I want to be clear — I’m not suggesting that casual sex is inherently harmful. I’m saying that not all sex is empowering. There’s a line between what’s liberated and empowering, what’s self-objectification and when you’re just being used. The trick is being able to see that line, as the distinction is getting lost in the shuffle.
How does that happen? How can an experience be empowering one moment and a potential letdown the next? How can women be both empowered and objectified by wielding their sexuality as power?
Enter Jean-Paul Sartre. This famous Frenchman and philosopher once posed the concept that people experience themselves as split between the reality of their situation and how they choose to view their situation. Simply put, this means that while we may recognize our situation for what it is, we might experience it as something more to our liking, such as when a young girl at a rainbow party decides to experience a situation of clear objectification (and I do realize this is a very extreme example), as one of power.
If you’d like a more modern perspective, the same study by APA found that more often than not, casual sex produces a pluralistic ignorance response in participants. That’s a fancy way of saying that even though they recognized that they were actually uncomfortable with what was happening, they ignored that feeling and did it anyway. Being able to shift perspectives is a vital tool, but it can be harmful if it’s used to make oneself blind to reality. Call me crazy, but I tend to think that if a situation calls for mental gymnastics so you can feel okay in it, then it’s highly unlikely that you’re in an empowering situation.
When it comes to hooking up, do we respect ourselves? I’d say it depends on the woman, and on the particulars of the hookup. It goes without saying that when it comes to hooking up, women are willing participants, not victims. Yet the transitory nature of hookups, not to mention their general lack of any intimacy beyond the physical, puts both women and men in a vulnerable position.
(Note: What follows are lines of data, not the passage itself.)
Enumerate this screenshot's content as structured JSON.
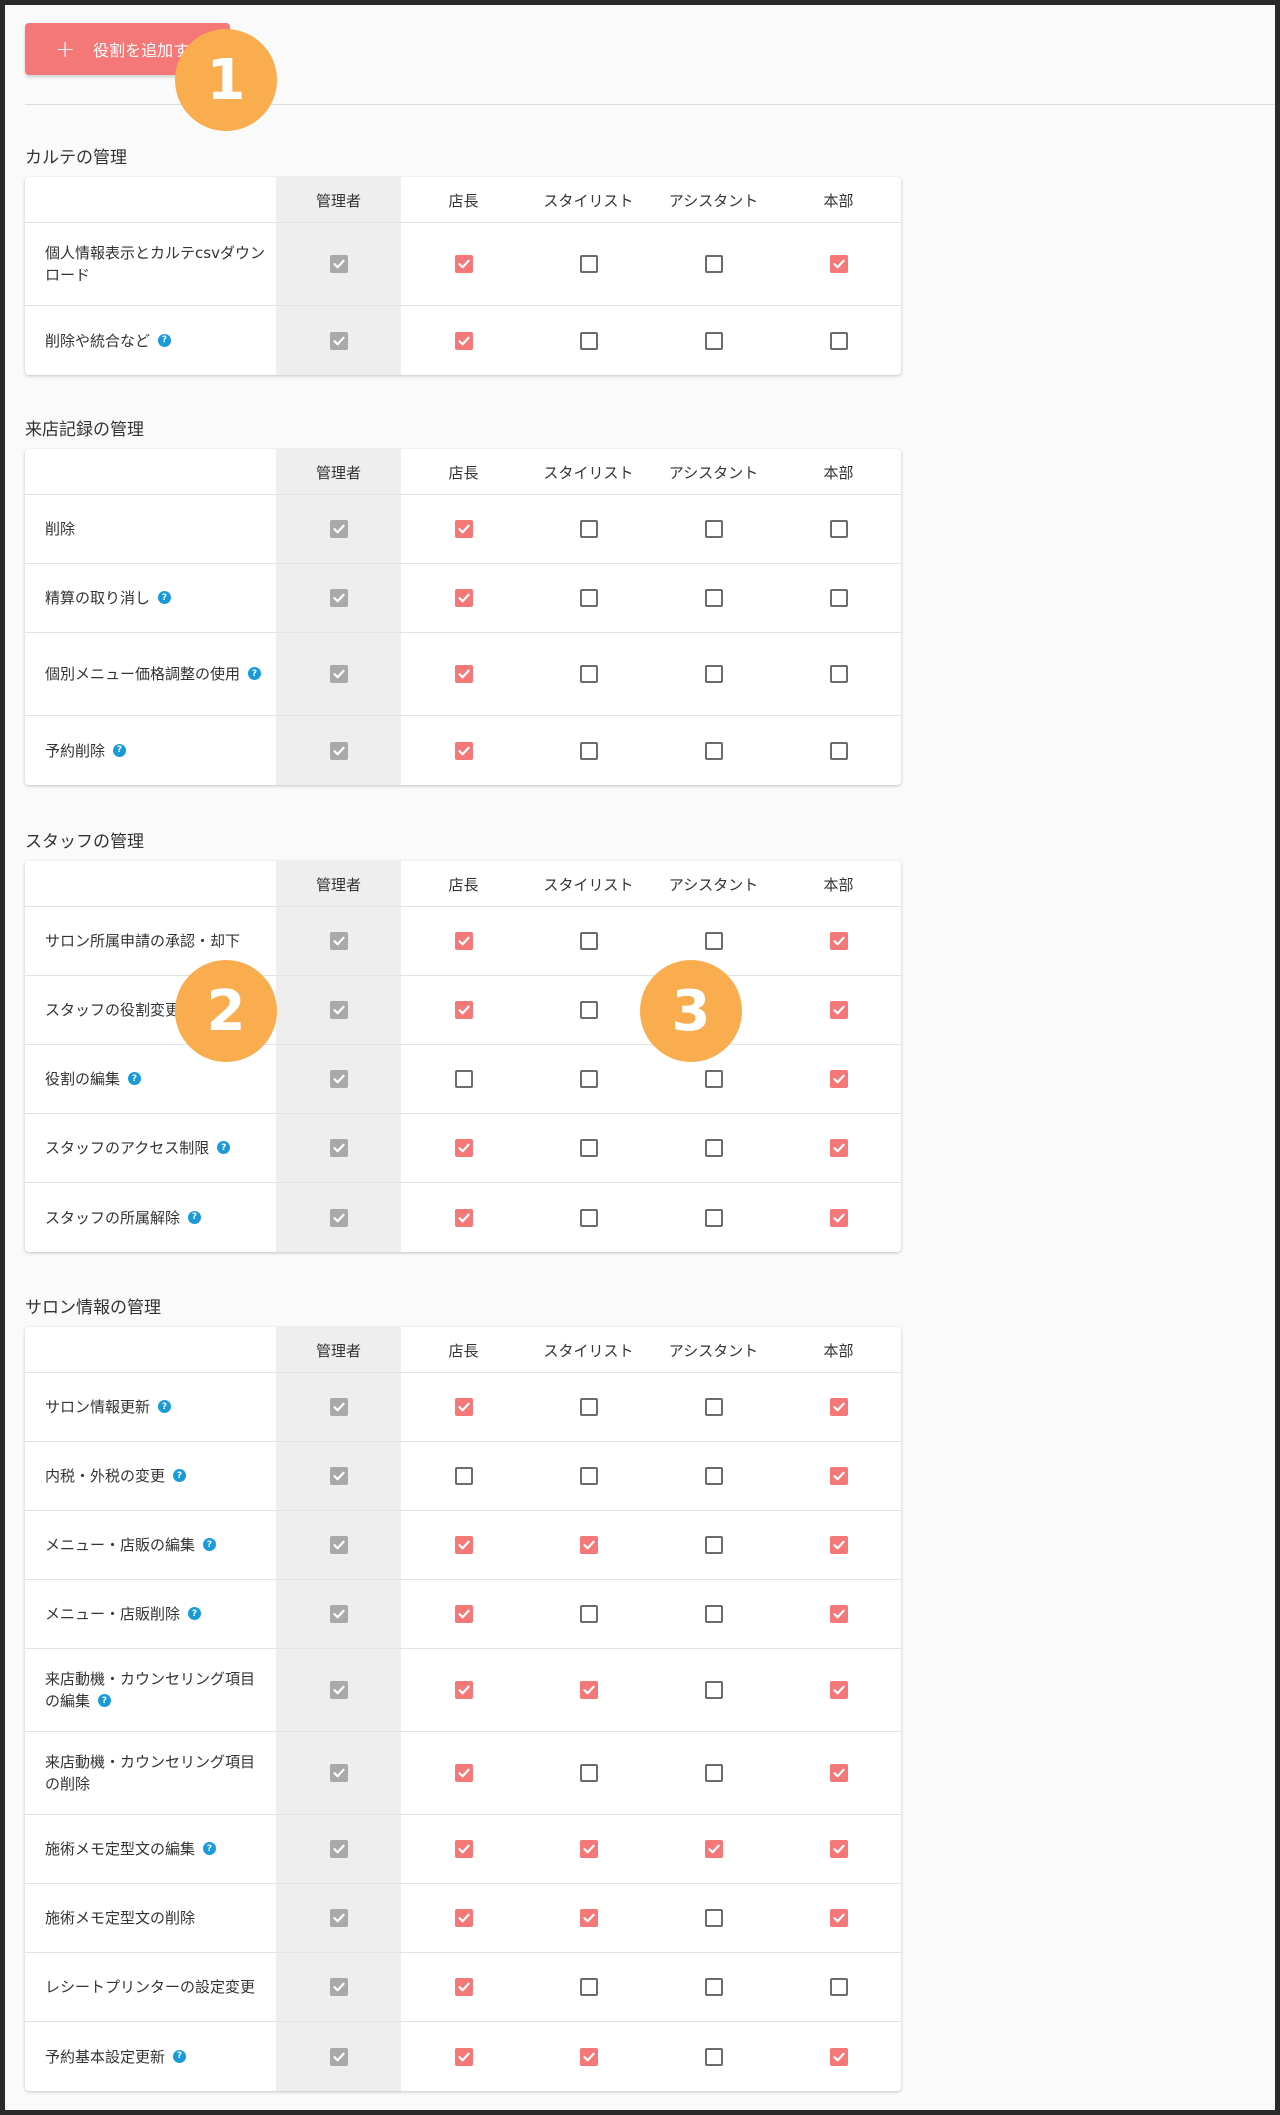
{
  "add_button": {
    "label": "役割を追加する"
  },
  "badges": [
    "1",
    "2",
    "3"
  ],
  "columns": [
    "管理者",
    "店長",
    "スタイリスト",
    "アシスタント",
    "本部"
  ],
  "sections": [
    {
      "title": "カルテの管理",
      "rows": [
        {
          "label": "個人情報表示とカルテcsvダウンロード",
          "help": false,
          "values": [
            1,
            1,
            0,
            0,
            1
          ]
        },
        {
          "label": "削除や統合など",
          "help": true,
          "values": [
            1,
            1,
            0,
            0,
            0
          ]
        }
      ]
    },
    {
      "title": "来店記録の管理",
      "rows": [
        {
          "label": "削除",
          "help": false,
          "values": [
            1,
            1,
            0,
            0,
            0
          ]
        },
        {
          "label": "精算の取り消し",
          "help": true,
          "values": [
            1,
            1,
            0,
            0,
            0
          ]
        },
        {
          "label": "個別メニュー価格調整の使用",
          "help": true,
          "values": [
            1,
            1,
            0,
            0,
            0
          ]
        },
        {
          "label": "予約削除",
          "help": true,
          "values": [
            1,
            1,
            0,
            0,
            0
          ]
        }
      ]
    },
    {
      "title": "スタッフの管理",
      "rows": [
        {
          "label": "サロン所属申請の承認・却下",
          "help": false,
          "values": [
            1,
            1,
            0,
            0,
            1
          ]
        },
        {
          "label": "スタッフの役割変更",
          "help": false,
          "values": [
            1,
            1,
            0,
            0,
            1
          ]
        },
        {
          "label": "役割の編集",
          "help": true,
          "values": [
            1,
            0,
            0,
            0,
            1
          ]
        },
        {
          "label": "スタッフのアクセス制限",
          "help": true,
          "values": [
            1,
            1,
            0,
            0,
            1
          ]
        },
        {
          "label": "スタッフの所属解除",
          "help": true,
          "values": [
            1,
            1,
            0,
            0,
            1
          ]
        }
      ]
    },
    {
      "title": "サロン情報の管理",
      "rows": [
        {
          "label": "サロン情報更新",
          "help": true,
          "values": [
            1,
            1,
            0,
            0,
            1
          ]
        },
        {
          "label": "内税・外税の変更",
          "help": true,
          "values": [
            1,
            0,
            0,
            0,
            1
          ]
        },
        {
          "label": "メニュー・店販の編集",
          "help": true,
          "values": [
            1,
            1,
            1,
            0,
            1
          ]
        },
        {
          "label": "メニュー・店販削除",
          "help": true,
          "values": [
            1,
            1,
            0,
            0,
            1
          ]
        },
        {
          "label": "来店動機・カウンセリング項目の編集",
          "help": true,
          "values": [
            1,
            1,
            1,
            0,
            1
          ]
        },
        {
          "label": "来店動機・カウンセリング項目の削除",
          "help": false,
          "values": [
            1,
            1,
            0,
            0,
            1
          ]
        },
        {
          "label": "施術メモ定型文の編集",
          "help": true,
          "values": [
            1,
            1,
            1,
            1,
            1
          ]
        },
        {
          "label": "施術メモ定型文の削除",
          "help": false,
          "values": [
            1,
            1,
            1,
            0,
            1
          ]
        },
        {
          "label": "レシートプリンターの設定変更",
          "help": false,
          "values": [
            1,
            1,
            0,
            0,
            0
          ]
        },
        {
          "label": "予約基本設定更新",
          "help": true,
          "values": [
            1,
            1,
            1,
            0,
            1
          ]
        }
      ]
    }
  ],
  "colors": {
    "accent": "#f57878",
    "badge": "#f9ad4e",
    "help": "#1a9bd7",
    "disabled": "#a9a9a9"
  }
}
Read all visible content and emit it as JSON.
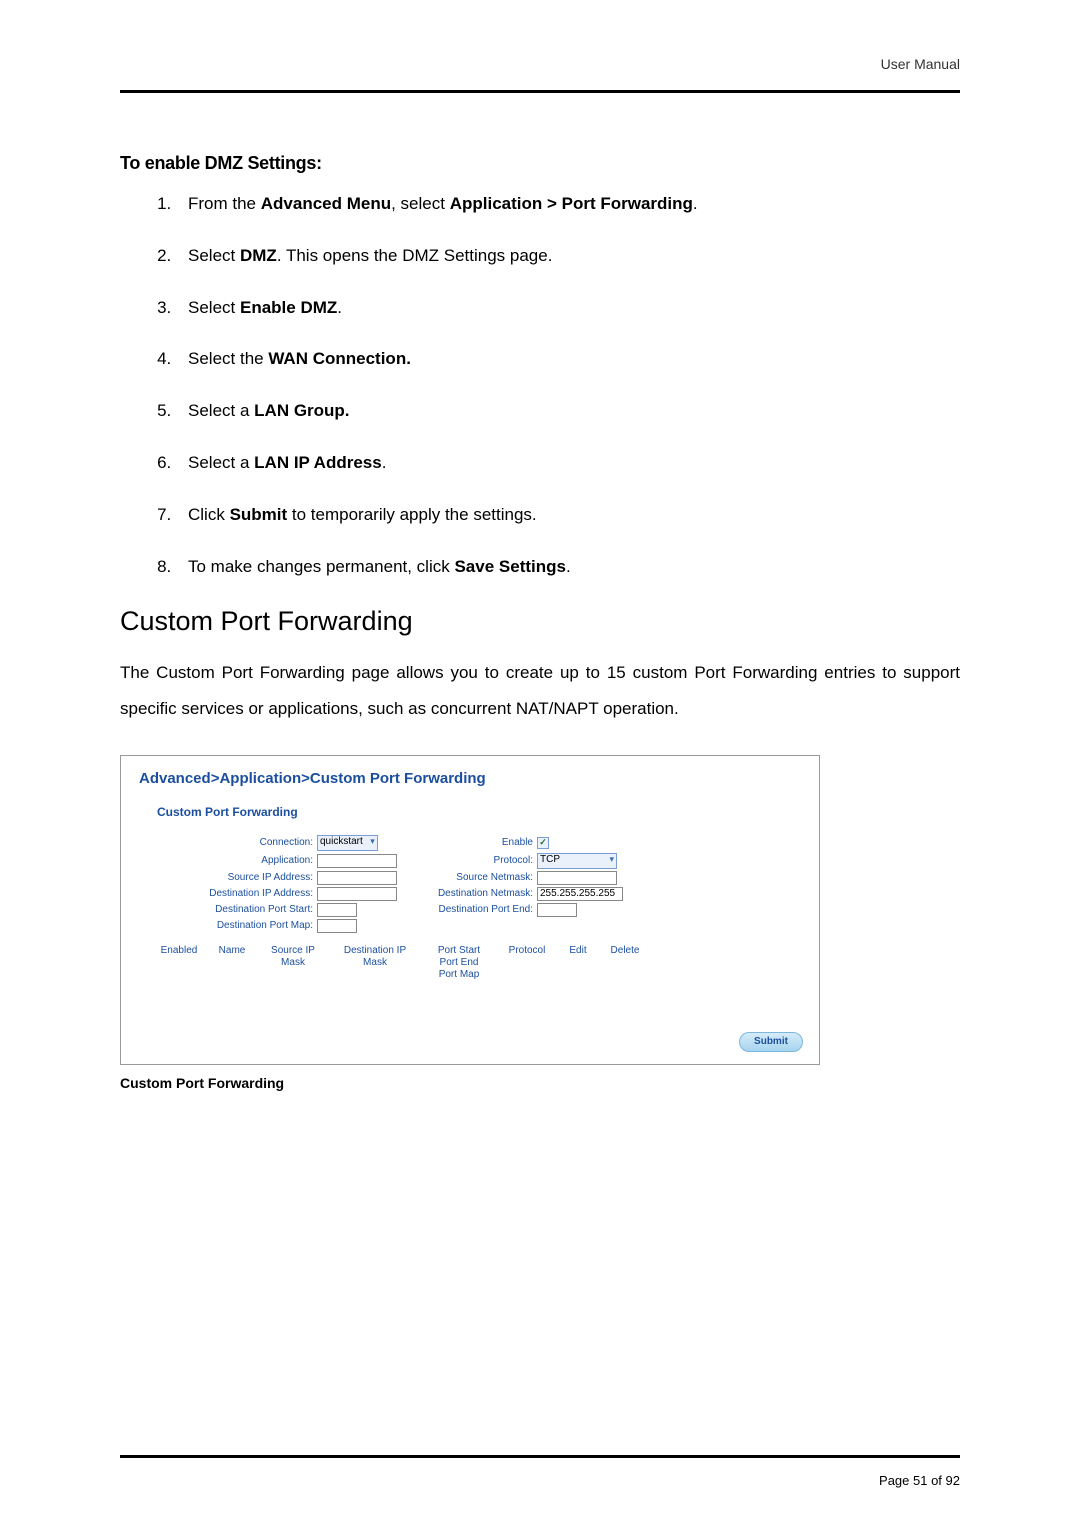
{
  "header": {
    "label": "User Manual"
  },
  "section_title": "To enable DMZ Settings:",
  "steps": [
    {
      "pre": "From the ",
      "b1": "Advanced Menu",
      "mid": ", select ",
      "b2": "Application > Port Forwarding",
      "post": "."
    },
    {
      "pre": "Select ",
      "b1": "DMZ",
      "mid": ". This opens the DMZ Settings page.",
      "b2": "",
      "post": ""
    },
    {
      "pre": "Select ",
      "b1": "Enable DMZ",
      "mid": ".",
      "b2": "",
      "post": ""
    },
    {
      "pre": "Select the ",
      "b1": "WAN Connection.",
      "mid": "",
      "b2": "",
      "post": ""
    },
    {
      "pre": "Select a ",
      "b1": "LAN Group.",
      "mid": "",
      "b2": "",
      "post": ""
    },
    {
      "pre": "Select a ",
      "b1": "LAN IP Address",
      "mid": ".",
      "b2": "",
      "post": ""
    },
    {
      "pre": "Click ",
      "b1": "Submit",
      "mid": " to temporarily apply the settings.",
      "b2": "",
      "post": ""
    },
    {
      "pre": "To make changes permanent, click ",
      "b1": "Save Settings",
      "mid": ".",
      "b2": "",
      "post": ""
    }
  ],
  "subheading": "Custom Port Forwarding",
  "paragraph": "The Custom Port Forwarding page allows you to create up to 15 custom Port Forwarding entries to support specific services or applications, such as concurrent NAT/NAPT operation.",
  "screenshot": {
    "breadcrumb": "Advanced>Application>Custom Port Forwarding",
    "panel_title": "Custom Port Forwarding",
    "labels": {
      "connection": "Connection:",
      "enable": "Enable",
      "application": "Application:",
      "protocol": "Protocol:",
      "source_ip": "Source IP Address:",
      "source_netmask": "Source Netmask:",
      "dest_ip": "Destination IP Address:",
      "dest_netmask": "Destination Netmask:",
      "dest_port_start": "Destination Port Start:",
      "dest_port_end": "Destination Port End:",
      "dest_port_map": "Destination Port Map:"
    },
    "values": {
      "connection": "quickstart",
      "protocol": "TCP",
      "dest_netmask": "255.255.255.255",
      "enable_checked": "✓"
    },
    "table_headers": [
      "Enabled",
      "Name",
      "Source IP\nMask",
      "Destination IP\nMask",
      "Port Start\nPort End\nPort Map",
      "Protocol",
      "Edit",
      "Delete"
    ],
    "submit": "Submit"
  },
  "caption": "Custom Port Forwarding",
  "footer": {
    "page": "Page 51 of 92"
  }
}
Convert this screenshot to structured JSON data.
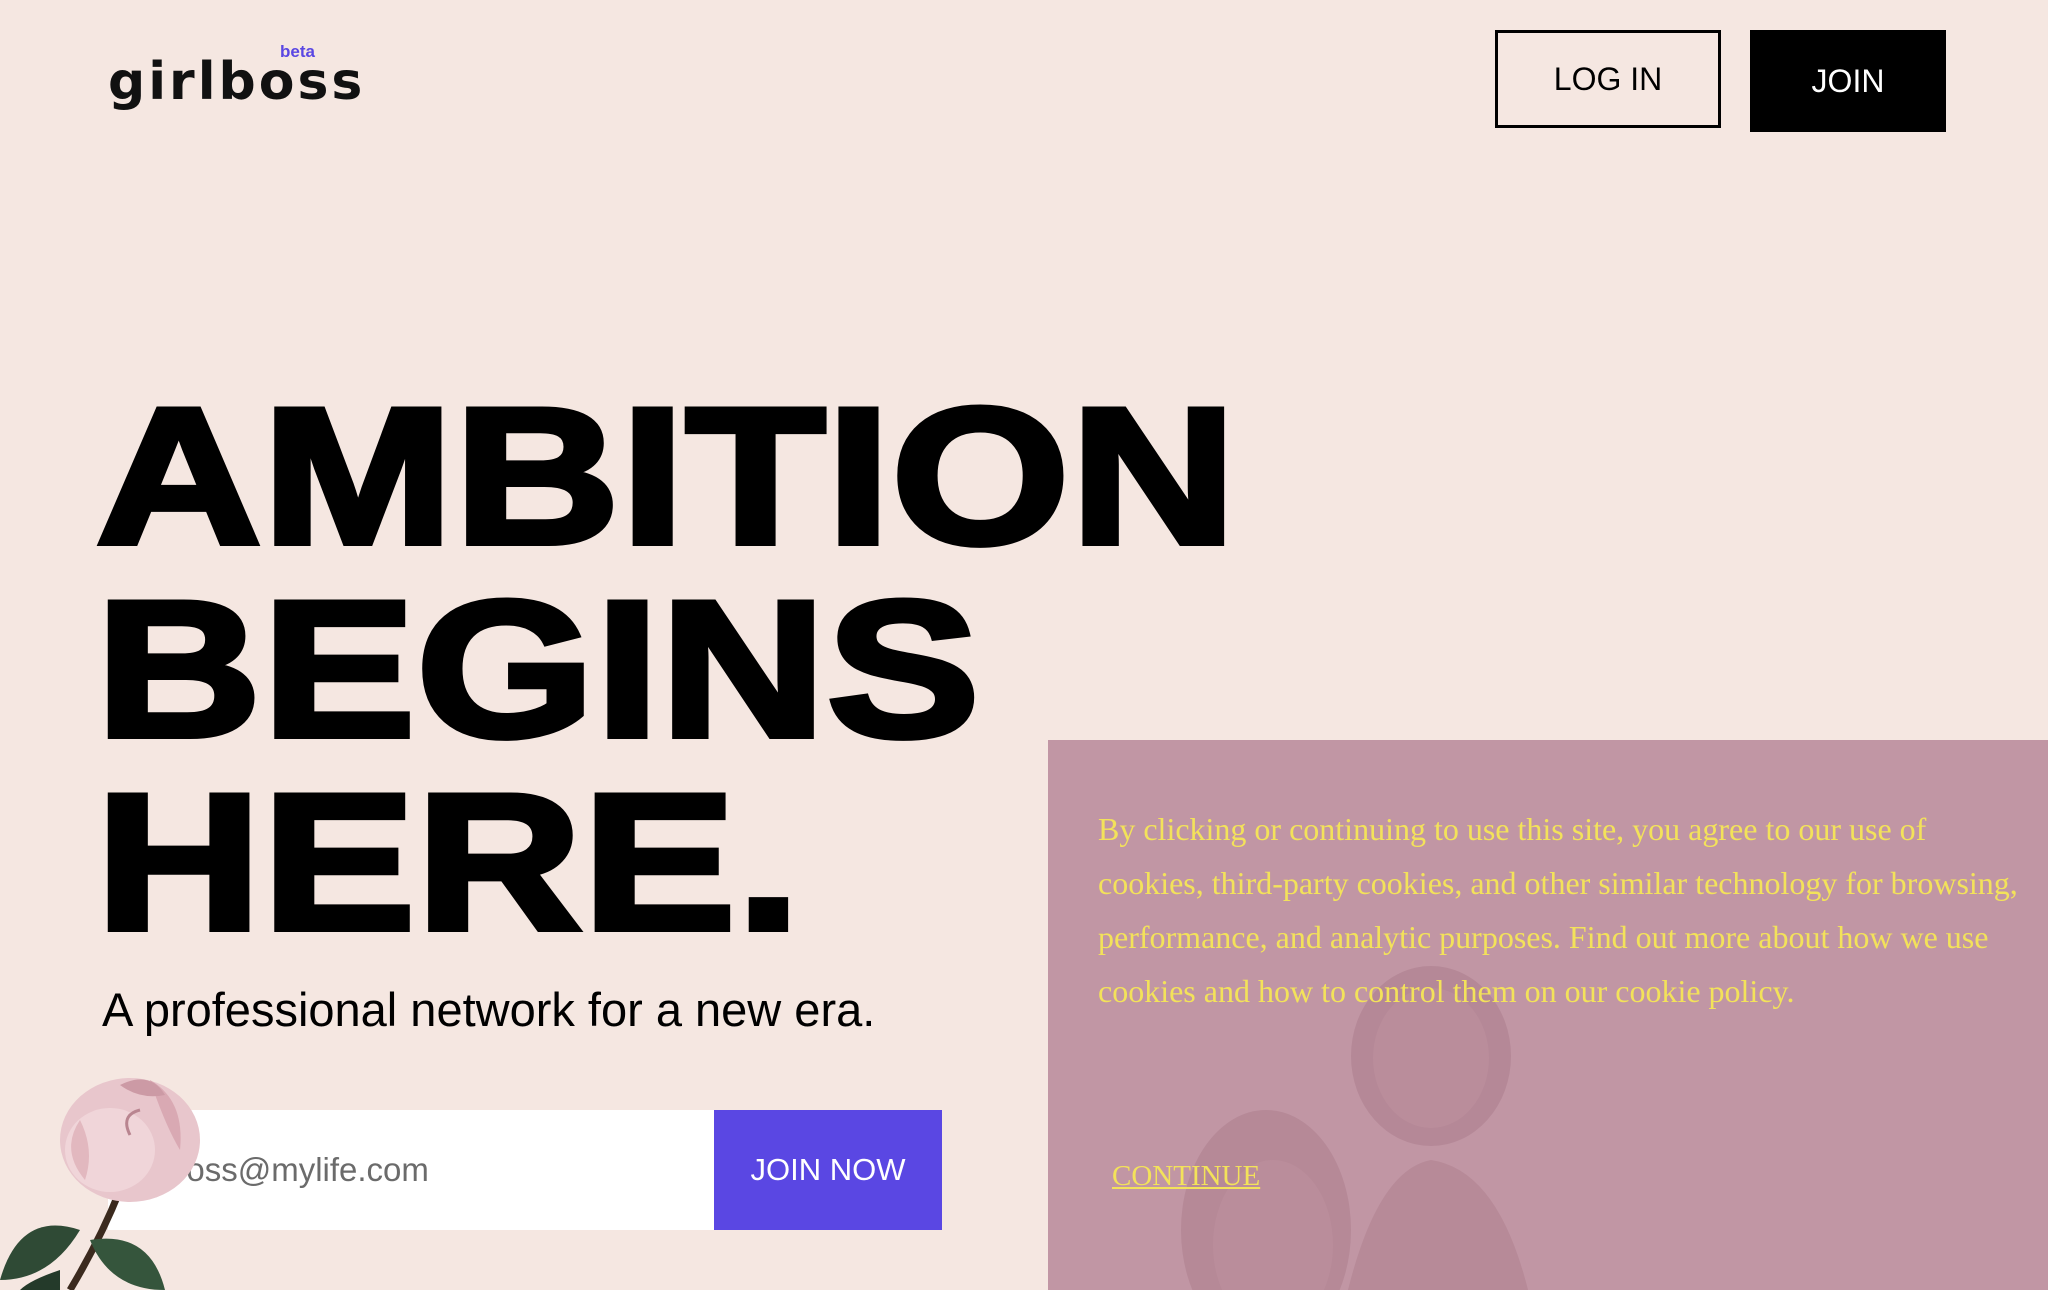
{
  "header": {
    "logo_text": "girlboss",
    "logo_badge": "beta",
    "login_label": "LOG IN",
    "join_label": "JOIN"
  },
  "hero": {
    "title_lines": [
      "AMBITION",
      "BEGINS",
      "HERE."
    ],
    "tagline": "A professional network for a new era."
  },
  "signup": {
    "email_placeholder": "boss@mylife.com",
    "submit_label": "JOIN NOW"
  },
  "cookie_banner": {
    "message": "By clicking or continuing to use this site, you agree to our use of cookies, third-party cookies, and other similar technology for browsing, performance, and analytic purposes. Find out more about how we use cookies and how to control them on our cookie policy.",
    "continue_label": "CONTINUE"
  },
  "colors": {
    "background": "#f5e7e1",
    "accent": "#5a47e3",
    "cookie_bg": "#c196a4",
    "cookie_text": "#f3e25a"
  },
  "icons": {
    "decoration": "rose-illustration"
  }
}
Pregnancy and STDs are obvious risks, but what about how these experiences impact self-esteem and feelings about one’s sexuality? Surely sex, like any human experience, can be empowering. Like any human experience, the devil is in the details.
To me, empowerment means knowing what you want — and trusting that you are good enough for it. It means believing that you are worthy and capable of attaining the desires for yourself and your life. The desires that you’ve tucked away during less empowered moments. The kind that you don’t like to share because it’s really hard to admit that you’re wishing for them in the first place. It’s the element of choice that’s empowering. The knowledge that you do have options and that you don’t have to submit to the status quo either way.
So yes—if keeping it casual and hooking up with no strings attached makes you happy, then those activities may indeed be empowering for you. But if you want something more, be honest with yourself. Acknowledging what you really want and deciding that you are worthy of it is truly empowering. And guess what? You’ll be about 5,000 times more likely to get it.
Note: This article does not discuss the potential for rape or pregnancy in these hookup situations, nor did we discuss the high chances of getting a STD. These are very real possibilities with potentially lifelong consequences, and should always be considered.